The 850-500 mb lapse rates similarly show two general regions:  not as stable south of 30 N, much more stable east of Japan.  There is a more concentrated region of lower stability, however, along the leading edge of the sloped tropopause, at 850-500 mb compared to 925-700 mb, and the 850-500 mb values show larger lapse rates in the air to the east of Japan.  This toggle shows the 925-700 and 850-500 mb lapse rates directly.

Himawari-8 infrared (Clean Window, 10.41 µm) imagery and NUCAPS-derived lapse rates, 850-500 mb, 0312 UTC on 2 April 2021

 


This region of the Pacific Ocean is scanned by both the Advanced Himawari Imager (AHI) on JMA’s Himawari-8 satellite and the similar Advanced Meteorological Imager (AMI) on KMA’s GK2A satellite.  The animation below combines visible imagery from the two satellites at 0100, 0110, 0230 and 0400 UTC to create a pseudostereocopic image of the convection.

Himawari-8 (left) and GK2A (right) visible imagery (0.64 µm) at 0100, 0110, 0230 and 0400 UTC 2 April (Click to enlarge)


Developing (and ongoing) thunderstorms are usually locations of turbulence. The CIMSS Turbulence product, shown below for the region from 0000 UTC to 0350 UTC, and available online here, does show elevated turbulence probabilities over the convection (located over the western part of the domain shown below).

Turbulence probability plotted on top of Himawari-8 grey-scale water vapor imagery, 0000 – 0350 UTC on 2 April 2021 (Click to enlarge)

Himawari-8 imagery in this blog post courtesy of JMA; GK2A imagery in the blog post courtesy of KMA. Thanks to Brandon Aydlett, WFO Guam, for alerting us to this interesting case.

Sandstorm hits Beijing China

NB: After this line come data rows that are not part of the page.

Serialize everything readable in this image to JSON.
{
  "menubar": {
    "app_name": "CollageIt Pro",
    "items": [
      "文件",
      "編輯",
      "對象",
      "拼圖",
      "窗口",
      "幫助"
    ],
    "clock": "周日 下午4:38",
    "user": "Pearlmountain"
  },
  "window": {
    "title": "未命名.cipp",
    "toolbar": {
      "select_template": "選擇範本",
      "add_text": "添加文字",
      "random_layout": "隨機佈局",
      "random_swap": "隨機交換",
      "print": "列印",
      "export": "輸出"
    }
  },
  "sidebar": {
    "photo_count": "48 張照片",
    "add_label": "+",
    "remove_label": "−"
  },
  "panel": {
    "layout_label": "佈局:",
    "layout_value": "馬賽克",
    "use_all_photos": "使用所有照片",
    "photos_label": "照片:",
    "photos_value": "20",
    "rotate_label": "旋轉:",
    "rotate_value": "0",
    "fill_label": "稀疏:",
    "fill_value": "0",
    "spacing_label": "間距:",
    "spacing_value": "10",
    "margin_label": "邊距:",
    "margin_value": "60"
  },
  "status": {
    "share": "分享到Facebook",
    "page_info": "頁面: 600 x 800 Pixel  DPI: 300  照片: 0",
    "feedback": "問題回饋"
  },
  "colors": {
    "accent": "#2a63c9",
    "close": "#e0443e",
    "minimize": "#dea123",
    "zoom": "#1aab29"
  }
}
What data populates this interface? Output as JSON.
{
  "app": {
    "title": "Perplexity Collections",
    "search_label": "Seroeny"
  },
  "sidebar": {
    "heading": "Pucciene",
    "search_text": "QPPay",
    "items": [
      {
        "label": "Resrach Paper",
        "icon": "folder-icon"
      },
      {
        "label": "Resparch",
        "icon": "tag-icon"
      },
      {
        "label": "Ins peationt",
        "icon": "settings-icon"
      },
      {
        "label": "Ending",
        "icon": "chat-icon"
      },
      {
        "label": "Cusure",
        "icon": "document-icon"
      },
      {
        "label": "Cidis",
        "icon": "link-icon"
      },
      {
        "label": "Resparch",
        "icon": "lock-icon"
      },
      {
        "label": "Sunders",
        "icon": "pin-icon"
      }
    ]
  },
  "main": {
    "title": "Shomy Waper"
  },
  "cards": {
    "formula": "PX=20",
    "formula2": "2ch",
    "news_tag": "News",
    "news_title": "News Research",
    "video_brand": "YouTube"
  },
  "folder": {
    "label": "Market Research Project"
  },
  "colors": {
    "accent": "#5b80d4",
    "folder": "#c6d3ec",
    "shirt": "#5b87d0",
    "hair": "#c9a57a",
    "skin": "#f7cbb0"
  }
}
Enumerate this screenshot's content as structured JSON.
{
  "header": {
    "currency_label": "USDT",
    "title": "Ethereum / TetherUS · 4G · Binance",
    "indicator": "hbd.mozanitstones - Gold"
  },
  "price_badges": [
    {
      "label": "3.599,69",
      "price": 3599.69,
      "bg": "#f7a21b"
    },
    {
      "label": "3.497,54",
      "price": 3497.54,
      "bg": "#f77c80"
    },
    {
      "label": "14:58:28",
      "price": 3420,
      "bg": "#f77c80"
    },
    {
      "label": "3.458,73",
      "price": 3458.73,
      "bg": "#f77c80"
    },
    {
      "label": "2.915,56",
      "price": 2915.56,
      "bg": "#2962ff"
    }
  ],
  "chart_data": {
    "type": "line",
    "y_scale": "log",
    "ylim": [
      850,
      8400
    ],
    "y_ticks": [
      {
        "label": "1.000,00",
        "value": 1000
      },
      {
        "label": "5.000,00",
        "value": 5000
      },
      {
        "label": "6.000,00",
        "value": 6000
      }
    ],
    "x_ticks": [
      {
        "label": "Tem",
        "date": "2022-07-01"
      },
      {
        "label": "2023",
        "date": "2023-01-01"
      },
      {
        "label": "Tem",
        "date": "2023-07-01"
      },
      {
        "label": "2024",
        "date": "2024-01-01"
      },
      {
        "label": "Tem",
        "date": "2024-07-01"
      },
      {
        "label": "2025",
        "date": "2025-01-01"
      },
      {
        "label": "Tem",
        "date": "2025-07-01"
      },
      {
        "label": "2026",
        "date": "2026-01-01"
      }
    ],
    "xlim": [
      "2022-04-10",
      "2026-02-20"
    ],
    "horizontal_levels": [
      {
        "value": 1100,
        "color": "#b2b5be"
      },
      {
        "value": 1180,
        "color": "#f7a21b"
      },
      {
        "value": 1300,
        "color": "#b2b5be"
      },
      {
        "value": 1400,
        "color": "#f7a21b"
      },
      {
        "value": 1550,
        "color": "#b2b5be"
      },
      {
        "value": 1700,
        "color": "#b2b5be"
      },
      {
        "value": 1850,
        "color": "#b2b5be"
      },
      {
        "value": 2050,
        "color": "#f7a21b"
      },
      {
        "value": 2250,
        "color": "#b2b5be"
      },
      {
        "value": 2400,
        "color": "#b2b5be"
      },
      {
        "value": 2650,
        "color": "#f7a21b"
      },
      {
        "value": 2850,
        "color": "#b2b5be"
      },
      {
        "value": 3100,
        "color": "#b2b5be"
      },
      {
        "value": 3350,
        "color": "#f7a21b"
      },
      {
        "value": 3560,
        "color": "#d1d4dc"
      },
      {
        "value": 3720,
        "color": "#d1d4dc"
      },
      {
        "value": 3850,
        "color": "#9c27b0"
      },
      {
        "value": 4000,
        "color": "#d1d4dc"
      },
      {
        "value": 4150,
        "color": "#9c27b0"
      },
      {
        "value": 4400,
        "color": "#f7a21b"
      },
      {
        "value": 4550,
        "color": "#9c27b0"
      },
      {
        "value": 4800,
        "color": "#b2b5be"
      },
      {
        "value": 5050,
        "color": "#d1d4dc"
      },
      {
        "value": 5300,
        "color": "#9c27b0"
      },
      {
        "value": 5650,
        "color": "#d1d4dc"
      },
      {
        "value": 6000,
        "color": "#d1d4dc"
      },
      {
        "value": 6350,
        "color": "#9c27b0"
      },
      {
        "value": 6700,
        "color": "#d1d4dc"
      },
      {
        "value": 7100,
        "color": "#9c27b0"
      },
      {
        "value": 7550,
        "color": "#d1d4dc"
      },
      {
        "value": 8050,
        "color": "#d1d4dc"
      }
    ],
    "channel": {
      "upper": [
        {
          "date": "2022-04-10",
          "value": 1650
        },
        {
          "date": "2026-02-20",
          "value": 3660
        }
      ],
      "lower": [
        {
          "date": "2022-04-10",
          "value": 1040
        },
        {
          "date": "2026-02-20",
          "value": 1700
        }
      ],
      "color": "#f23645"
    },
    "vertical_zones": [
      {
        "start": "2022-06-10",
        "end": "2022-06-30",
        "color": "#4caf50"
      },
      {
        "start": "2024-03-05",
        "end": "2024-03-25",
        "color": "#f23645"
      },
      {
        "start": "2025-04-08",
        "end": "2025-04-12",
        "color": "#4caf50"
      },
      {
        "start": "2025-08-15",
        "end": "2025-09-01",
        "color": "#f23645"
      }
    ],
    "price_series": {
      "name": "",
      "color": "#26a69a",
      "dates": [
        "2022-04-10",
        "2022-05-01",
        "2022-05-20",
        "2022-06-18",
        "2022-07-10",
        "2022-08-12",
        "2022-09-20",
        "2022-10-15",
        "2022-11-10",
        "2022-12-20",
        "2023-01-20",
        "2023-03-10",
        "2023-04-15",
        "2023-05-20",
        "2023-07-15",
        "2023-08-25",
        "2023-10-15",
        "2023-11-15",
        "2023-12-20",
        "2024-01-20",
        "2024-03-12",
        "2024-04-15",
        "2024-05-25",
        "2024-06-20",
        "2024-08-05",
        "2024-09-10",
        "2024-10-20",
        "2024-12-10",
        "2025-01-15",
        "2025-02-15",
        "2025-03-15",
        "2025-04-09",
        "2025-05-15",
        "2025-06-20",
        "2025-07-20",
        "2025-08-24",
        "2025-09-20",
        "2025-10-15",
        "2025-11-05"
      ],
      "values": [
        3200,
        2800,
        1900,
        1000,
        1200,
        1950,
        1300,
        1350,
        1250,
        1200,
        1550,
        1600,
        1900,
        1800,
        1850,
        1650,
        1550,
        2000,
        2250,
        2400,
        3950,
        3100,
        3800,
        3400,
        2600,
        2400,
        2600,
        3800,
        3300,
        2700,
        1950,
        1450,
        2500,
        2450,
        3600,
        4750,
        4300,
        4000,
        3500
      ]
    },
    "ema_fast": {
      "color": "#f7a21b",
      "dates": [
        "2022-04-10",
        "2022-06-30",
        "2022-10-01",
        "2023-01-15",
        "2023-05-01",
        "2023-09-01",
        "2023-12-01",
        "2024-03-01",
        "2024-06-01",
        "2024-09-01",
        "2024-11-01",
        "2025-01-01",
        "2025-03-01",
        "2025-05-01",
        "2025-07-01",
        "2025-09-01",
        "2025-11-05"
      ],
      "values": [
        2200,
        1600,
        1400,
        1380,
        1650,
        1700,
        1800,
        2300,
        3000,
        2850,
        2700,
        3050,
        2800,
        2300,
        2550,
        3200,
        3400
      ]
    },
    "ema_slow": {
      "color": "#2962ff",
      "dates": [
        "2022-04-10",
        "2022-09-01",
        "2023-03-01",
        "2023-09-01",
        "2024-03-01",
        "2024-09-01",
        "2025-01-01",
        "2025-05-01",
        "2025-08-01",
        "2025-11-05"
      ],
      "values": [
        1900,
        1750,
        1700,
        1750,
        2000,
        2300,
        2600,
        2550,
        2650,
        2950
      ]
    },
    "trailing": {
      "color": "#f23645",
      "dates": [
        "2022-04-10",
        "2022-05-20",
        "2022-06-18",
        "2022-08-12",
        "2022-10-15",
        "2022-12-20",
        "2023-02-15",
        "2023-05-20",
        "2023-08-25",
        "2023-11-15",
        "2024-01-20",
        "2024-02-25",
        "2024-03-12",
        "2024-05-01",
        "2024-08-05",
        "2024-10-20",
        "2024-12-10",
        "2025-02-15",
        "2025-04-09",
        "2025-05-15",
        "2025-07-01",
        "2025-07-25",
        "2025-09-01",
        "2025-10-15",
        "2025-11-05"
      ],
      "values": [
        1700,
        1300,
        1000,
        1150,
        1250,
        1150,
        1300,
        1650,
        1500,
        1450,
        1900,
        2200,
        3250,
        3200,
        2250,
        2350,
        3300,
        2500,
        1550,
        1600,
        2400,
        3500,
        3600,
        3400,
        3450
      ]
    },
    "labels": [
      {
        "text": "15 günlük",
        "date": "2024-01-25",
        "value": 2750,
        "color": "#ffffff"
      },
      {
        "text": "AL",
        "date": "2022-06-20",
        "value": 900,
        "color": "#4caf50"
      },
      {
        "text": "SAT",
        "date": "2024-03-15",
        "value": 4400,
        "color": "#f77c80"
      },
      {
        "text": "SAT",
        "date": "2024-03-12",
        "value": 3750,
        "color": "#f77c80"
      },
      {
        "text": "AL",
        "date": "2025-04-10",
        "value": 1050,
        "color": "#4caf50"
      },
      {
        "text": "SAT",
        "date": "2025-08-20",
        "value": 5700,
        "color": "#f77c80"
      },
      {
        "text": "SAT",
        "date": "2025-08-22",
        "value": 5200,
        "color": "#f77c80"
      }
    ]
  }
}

March 16th, 2021 |


Himawari-8 Dust RGB imagery, 0000 UTC 13 March 2021 through 2300 UTC 16 March 2021

 

 

 

The BBC reported that Beijing, the Capitol of China, was hit on 15 March by the worst sandstorm in a decade (link).  The linked-to article noted pollution levels 160 times the recommended limit! The dust and sand that overspread the city originated in Mongolia, and the dust RGB animation above (click here for an animated gif), shows dust appearing on 14 March and spreading rapidly southeast behind a propagating extratropical cyclone.  Multiple mid-layer clouds somewhat interfere with the dust/sand detection (bright red/magenta in the dust RGB shown), but the origins in Mongolia after 0600 UTC on 14 March, and the quick spread south by 1800 UTC on 15 March are apparent.

The toggle below compares Himawari-8 true-color imagery and the dust RGB at 0330 UTC on 15 March.  The dust/sand is apparent in the True Color imagery as well as in the RGB.

Himawari-8 True Color Imagery and Dust RGB, 0330 UTC on March 15 2021 (Click to enlarge)

Himawari-8 imagery is courtesy JMA.  Image processing used Geo2Grid software.  This animation of surface analyses from 13-16 March 2021 (courtesy KMA) was created by Scott Bachmeier.